the claimant not disabled because she is able to perform her
past work. Or, if the exertion required for the
claimant's past work exceeds her [RFC], the ALJ goes on
to step five.
At step five, the burden shifts to the Commissioner to prove,
by a preponderance of the evidence, that the claimant can
perform other work that "exists in significant numbers
in the national economy, " considering the
claimant's [RFC], age, education, and work experience.
Id. §§ 4l6.920(a)(4)(v); 416.960(c)(2);
416.1429. The Commissioner typically offers this
evidence through the testimony of a vocational expert
responding to a hypothetical that incorporates the
claimant's limitations. If the Commissioner meets her
burden, the ALJ finds the claimant not disabled and denies
the application for benefits.
Mascio v. Colvin, 780 F.3d 632, 634-35 (4th Cir.
was 51 years old on the amended alleged onset date of
disability and 54 years old on the date of the hearing. Tr.
84 ¶ 7. The ALJ found that plaintiff has a limited
education (Tr. 84 ¶ 8) and past relevant work as a
tractor trailer/moving van driver helper, delivery route
truck driver, and mechanic helper (Tr. 84 ¶ 6).
found that plaintiff met the insured status requirements of
the Act through 30 September 2017. Tr. 75 ¶ 1. Applying
the five-step analysis of 20 C.F.R. §§
404.1520(a)(4) and 416.920(a)(4), the ALJ then found at step
one that plaintiff had not engaged in substantial gainful
activity since the date of amended alleged onset of
disability, 1 October 2012. Tr. 75 ¶ 2. At step two, the
ALJ found that plaintiff has the severe impairments of
cannabis abuse, with a history of cocaine and alcohol
dependence. Tr. 76 ¶ 3. She determined specifically that
plaintiff does not have borderline intellectual functioning
and that it is therefore not a severe impairment he has. Tr.
77 ¶ 3. At step three, the ALJ found that plaintiff did
not have an impairment or combination of impairments that
meets or medically equals any of the Listings, including

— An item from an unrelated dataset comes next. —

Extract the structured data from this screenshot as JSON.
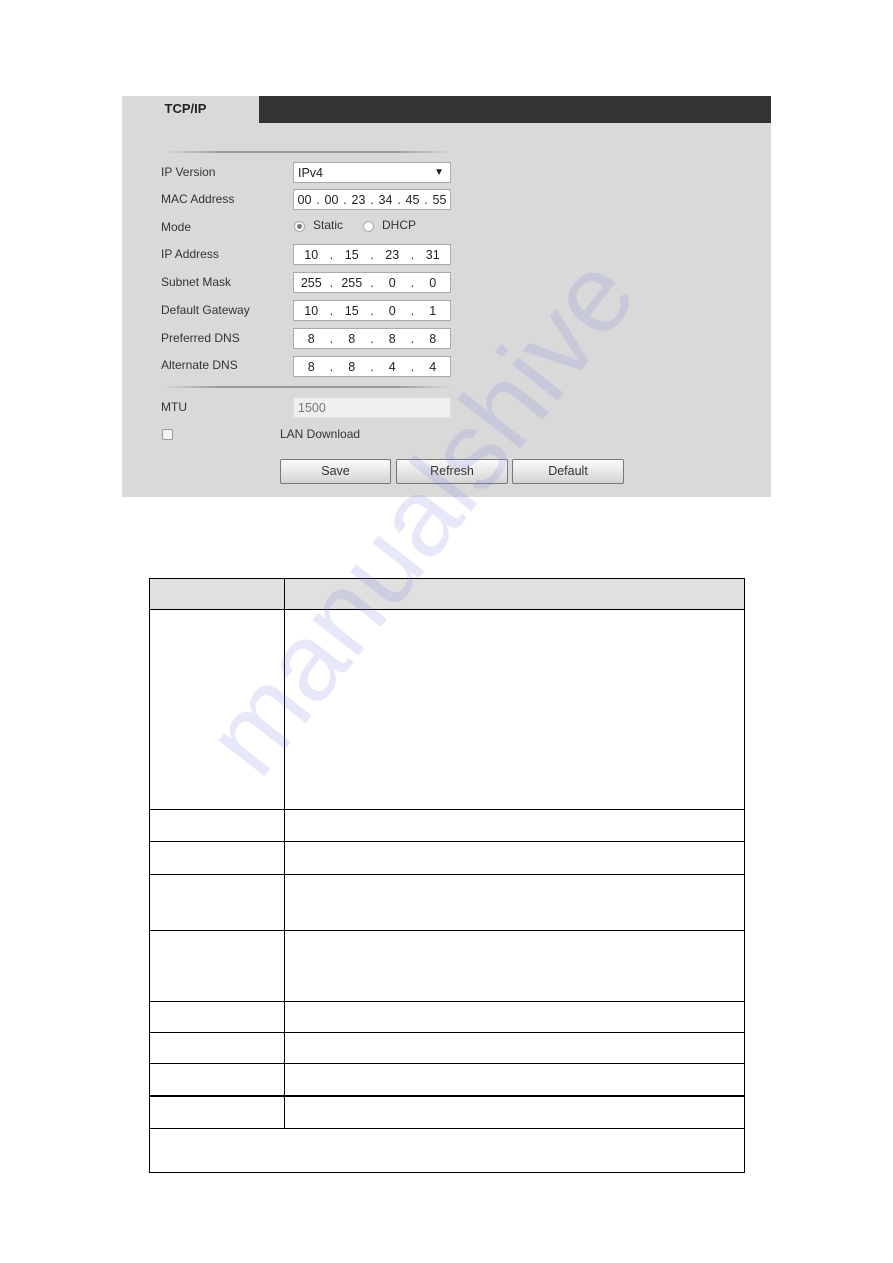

specifically Listing 12.05C for intellectual
disability. Tr. 77-79 ¶ 4.
next determined that plaintiff had the RFC to perform work at
all exertional levels, but with the following nonexertional

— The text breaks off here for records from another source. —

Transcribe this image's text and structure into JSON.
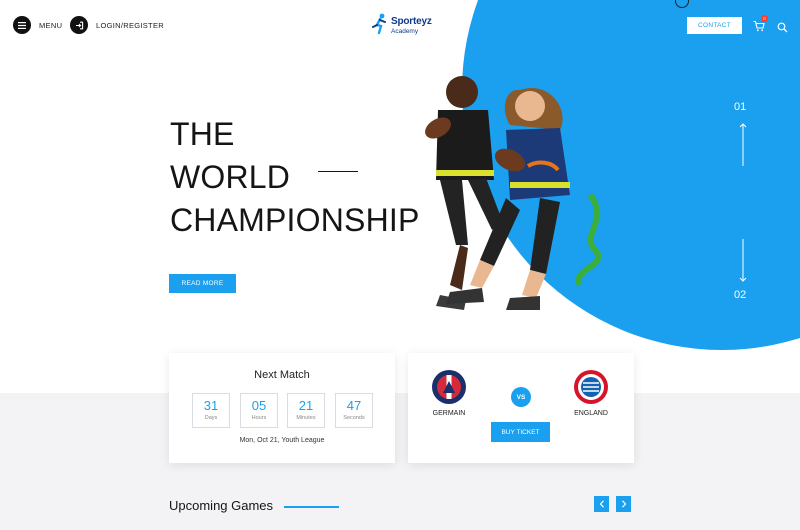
{
  "header": {
    "menu_label": "MENU",
    "login_label": "LOGIN/REGISTER",
    "logo_name": "Sporteyz",
    "logo_sub": "Academy",
    "contact_label": "CONTACT",
    "cart_count": "0"
  },
  "hero": {
    "title_lines": [
      "THE",
      "WORLD",
      "CHAMPIONSHIP"
    ],
    "read_more_label": "READ MORE",
    "slide_prev": "01",
    "slide_next": "02"
  },
  "next_match": {
    "title": "Next Match",
    "countdown": [
      {
        "value": "31",
        "unit": "Days"
      },
      {
        "value": "05",
        "unit": "Hours"
      },
      {
        "value": "21",
        "unit": "Minutes"
      },
      {
        "value": "47",
        "unit": "Seconds"
      }
    ],
    "date": "Mon, Oct 21, Youth League"
  },
  "match": {
    "home": "GERMAIN",
    "away": "ENGLAND",
    "vs": "VS",
    "buy_label": "BUY TICKET"
  },
  "upcoming": {
    "title": "Upcoming Games"
  },
  "colors": {
    "accent": "#1aa0ee",
    "dark": "#111111",
    "band": "#f3f3f5"
  }
}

limitations: he is limited to simple, routine tasks in a
low-stress job, defined as having no fast-paced,
production-rate work. Tr. 79 ¶ 5.

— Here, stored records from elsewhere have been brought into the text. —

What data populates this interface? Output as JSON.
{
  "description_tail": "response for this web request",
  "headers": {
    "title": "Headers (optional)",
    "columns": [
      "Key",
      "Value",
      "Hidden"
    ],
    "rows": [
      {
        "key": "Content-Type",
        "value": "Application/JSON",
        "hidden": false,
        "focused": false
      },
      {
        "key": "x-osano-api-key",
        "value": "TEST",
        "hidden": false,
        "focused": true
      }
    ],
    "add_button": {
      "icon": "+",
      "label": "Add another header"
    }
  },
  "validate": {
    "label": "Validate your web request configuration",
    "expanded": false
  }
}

on her determination of plaintiff s RFC, the ALJ found at
step four that plaintiff was unable to perform his past
relevant work. Tr. 84 ¶ 6. At step five, relying on the
testimony of the vocational expert, the ALJ found that there
were jobs in the national economy existing in significant
numbers that plaintiff could perform, including jobs in the
occupations of hand packager, laundry worker, and remnant
sorter. Tr. 85 ¶ 10. The ALJ accordingly concluded that
plaintiff was not disabled from the amended alleged
disability onset date, 1 October 2012, through the date of
the decision, 15 October 2015. Tr. 86 ¶ 11.
STANDARD OF REVIEW
42 U.S.C. §§ 405(g) and 1383(c)(3), judicial review
of the final decision of the Commissioner is limited to
considering whether the Commissioner's decision is
supported by substantial evidence in the record and whether
the appropriate legal standards were applied. See
Richardson v. Perales,402 U.S. 389, 390, 401 (1971);
Hays v. Sullivan,907 F.2d 1453, 1456 (4th Cir.
1990). Unless the court finds that the Commissioner's
decision is not supported by substantial evidence or that the
wrong legal standard was applied, the Commissioner's
decision must be upheld. See Smith v. Schweiker, 795
F.2d 343, 345 (4th Cir. 1986); Blalock v.
Richardson,483 F.2d 773, 775 (4th Cir. 1972).
Substantial evidence is "such relevant evidence as a
reasonable mind might accept as adequate to ...